There is no end to authentic Islamic art on the Internet, but very little of it is organized in such a way that it can be easily searched and used for practical purposes. As a labor of love, Ikram Kurdi (founder of quranclub.net) took on the task of building the Internet Islamic Art Database where various types of Islamic art, including graphics, posters, and photos are categorized and easy to locate using common search terms on the site. The IIADB also allows popular search engines to make sense of the artwork even when the title or content is not in English, making it available for anyone to search for and enjoy.

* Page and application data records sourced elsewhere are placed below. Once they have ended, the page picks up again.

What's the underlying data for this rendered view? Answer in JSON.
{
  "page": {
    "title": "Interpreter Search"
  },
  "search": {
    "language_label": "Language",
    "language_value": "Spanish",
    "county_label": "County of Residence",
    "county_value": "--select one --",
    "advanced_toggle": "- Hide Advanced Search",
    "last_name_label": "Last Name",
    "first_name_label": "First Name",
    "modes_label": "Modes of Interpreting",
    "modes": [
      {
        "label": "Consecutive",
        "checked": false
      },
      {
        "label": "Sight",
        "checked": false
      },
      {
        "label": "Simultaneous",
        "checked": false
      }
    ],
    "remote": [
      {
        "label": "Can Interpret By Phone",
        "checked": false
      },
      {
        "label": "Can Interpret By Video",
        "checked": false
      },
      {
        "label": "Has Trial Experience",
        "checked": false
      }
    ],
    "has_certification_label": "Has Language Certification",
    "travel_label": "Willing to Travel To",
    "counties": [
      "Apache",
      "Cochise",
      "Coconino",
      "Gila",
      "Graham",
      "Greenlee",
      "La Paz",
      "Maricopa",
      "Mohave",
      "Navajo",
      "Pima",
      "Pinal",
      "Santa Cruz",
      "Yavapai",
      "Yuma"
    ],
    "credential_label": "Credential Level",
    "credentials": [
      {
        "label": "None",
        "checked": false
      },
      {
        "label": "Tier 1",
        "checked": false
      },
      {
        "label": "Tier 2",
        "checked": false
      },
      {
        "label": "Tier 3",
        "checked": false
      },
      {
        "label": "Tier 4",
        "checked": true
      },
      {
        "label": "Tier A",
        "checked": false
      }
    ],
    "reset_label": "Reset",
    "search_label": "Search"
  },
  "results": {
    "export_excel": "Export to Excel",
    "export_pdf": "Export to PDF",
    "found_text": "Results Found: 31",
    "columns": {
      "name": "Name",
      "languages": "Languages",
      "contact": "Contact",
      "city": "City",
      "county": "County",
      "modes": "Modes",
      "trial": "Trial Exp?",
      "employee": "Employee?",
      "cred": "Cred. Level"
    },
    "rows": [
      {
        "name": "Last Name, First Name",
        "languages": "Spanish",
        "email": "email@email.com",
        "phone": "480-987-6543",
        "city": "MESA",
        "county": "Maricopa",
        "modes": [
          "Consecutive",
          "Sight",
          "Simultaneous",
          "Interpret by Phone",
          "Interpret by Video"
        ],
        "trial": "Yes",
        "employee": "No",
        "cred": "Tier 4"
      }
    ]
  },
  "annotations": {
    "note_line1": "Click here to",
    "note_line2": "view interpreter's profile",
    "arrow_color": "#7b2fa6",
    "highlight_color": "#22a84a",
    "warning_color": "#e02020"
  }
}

When most people hear the term “Islamic art” they think of Islamic architecture, calligraphy, and the kinds of antiquities that found in museums. While IIADB does include a lot of these things, it also incorporates contemporary photography, drawings, paintings, and other visual works that have Islam or Muslims as a theme. The IIADB accepts Islamic artwork submissions, making it a great way for budding young artists to have their work seen by a worldwide audience. Submissions must be Islamic-themed and of the highest quality to be included, ensuring that users won’t have to dig through thousands of a amateur works before find something they can use.
Ikram Kurdi hopes that IIADB will help improve the image of Islam on the internet by increasing the amount of true information about Islam that people can find in searches. “We cannot fight Islamophobia simply by pointing out the falsity of the misconceptions, but by showing, again and again, what the truth really looks like. Islamic media does this job well,” he said. “One of the ways that people get their false ideas about Islam is through web searches. IIADB replaces some of the negative results with positive results. Thus when people search for the term ‘muslim woman’ they may see IIADB photos of smiling women in elegant hijabs, Muslim mothers playing with their children, or happy Muslim couples, instead of only seeing newspaper photos of oppressed-looking women, or women with injuries that are falsely attributed to Islamic practices.”
Considering the ever-increasing number of Muslim bloggers and content creators each year, the IIADB will no doubt become a valuable resource for improving the aesthetics of Muslim websites and visually educating Internet users on the richness of Muslim history, cultures, and beliefs
A small sample of some of the art found on IIADB (click to enlarge):